● ENTRIES SUPPLIED:
● ● ● ●

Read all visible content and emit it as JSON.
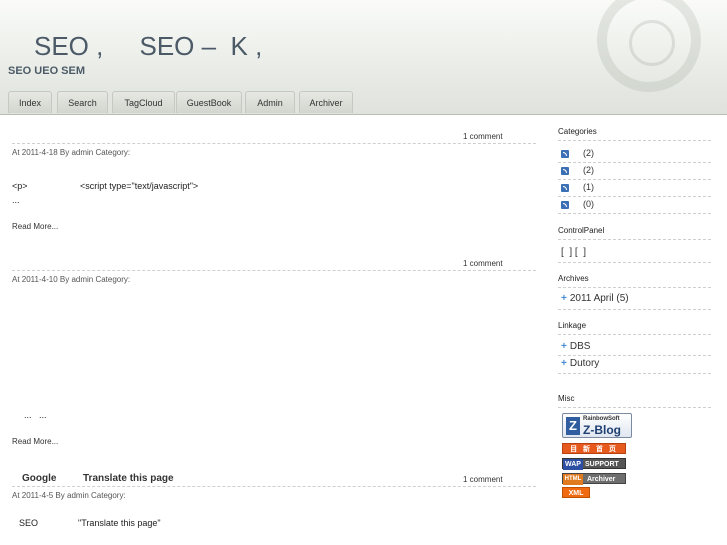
{
  "header": {
    "title": "SEO ,     SEO –  K ,",
    "subtitle": "SEO UEO SEM"
  },
  "nav": {
    "tabs": [
      "Index",
      "Search",
      "TagCloud",
      "GuestBook",
      "Admin",
      "Archiver"
    ]
  },
  "posts": [
    {
      "comments": "1 comment",
      "meta": "At 2011-4-18 By admin Category:",
      "line1_a": "<p>",
      "line1_b": "<script type=\"text/javascript\">",
      "line2": "...",
      "read_more": "Read More..."
    },
    {
      "comments": "1 comment",
      "meta": "At 2011-4-10 By admin Category:",
      "line1": "...   ...",
      "read_more": "Read More..."
    },
    {
      "title_a": "Google",
      "title_b": "Translate this page",
      "comments": "1 comment",
      "meta": "At 2011-4-5 By admin Category:",
      "line1_a": "SEO",
      "line1_b": "\"Translate this page\""
    }
  ],
  "sidebar": {
    "categories": {
      "heading": "Categories",
      "items": [
        "(2)",
        "(2)",
        "(1)",
        "(0)"
      ]
    },
    "control_panel": {
      "heading": "ControlPanel",
      "text": "[  ] [  ]"
    },
    "archives": {
      "heading": "Archives",
      "items": [
        "2011 April (5)"
      ]
    },
    "linkage": {
      "heading": "Linkage",
      "items": [
        "DBS",
        "Dutory"
      ]
    },
    "misc": {
      "heading": "Misc",
      "zblog_top": "RainbowSoft",
      "zblog_main": "Z-Blog",
      "badge2": "目 新 首 页",
      "badge3_a": "WAP",
      "badge3_b": "SUPPORT",
      "badge4_a": "HTML",
      "badge4_b": "Archiver",
      "badge5": "XML"
    }
  }
}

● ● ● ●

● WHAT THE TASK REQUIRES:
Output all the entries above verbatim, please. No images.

● SOLUTION TO THE PROBLEM:
Read all visible content and emit it as JSON.
{
  "header": {
    "title": "SEO ,     SEO –  K ,",
    "subtitle": "SEO UEO SEM"
  },
  "nav": {
    "tabs": [
      "Index",
      "Search",
      "TagCloud",
      "GuestBook",
      "Admin",
      "Archiver"
    ]
  },
  "posts": [
    {
      "comments": "1 comment",
      "meta": "At 2011-4-18 By admin Category:",
      "line1_a": "<p>",
      "line1_b": "<script type=\"text/javascript\">",
      "line2": "...",
      "read_more": "Read More..."
    },
    {
      "comments": "1 comment",
      "meta": "At 2011-4-10 By admin Category:",
      "line1": "...   ...",
      "read_more": "Read More..."
    },
    {
      "title_a": "Google",
      "title_b": "Translate this page",
      "comments": "1 comment",
      "meta": "At 2011-4-5 By admin Category:",
      "line1_a": "SEO",
      "line1_b": "\"Translate this page\""
    }
  ],
  "sidebar": {
    "categories": {
      "heading": "Categories",
      "items": [
        "(2)",
        "(2)",
        "(1)",
        "(0)"
      ]
    },
    "control_panel": {
      "heading": "ControlPanel",
      "text": "[  ] [  ]"
    },
    "archives": {
      "heading": "Archives",
      "items": [
        "2011 April (5)"
      ]
    },
    "linkage": {
      "heading": "Linkage",
      "items": [
        "DBS",
        "Dutory"
      ]
    },
    "misc": {
      "heading": "Misc",
      "zblog_top": "RainbowSoft",
      "zblog_main": "Z-Blog",
      "badge2": "目 新 首 页",
      "badge3_a": "WAP",
      "badge3_b": "SUPPORT",
      "badge4_a": "HTML",
      "badge4_b": "Archiver",
      "badge5": "XML"
    }
  }
}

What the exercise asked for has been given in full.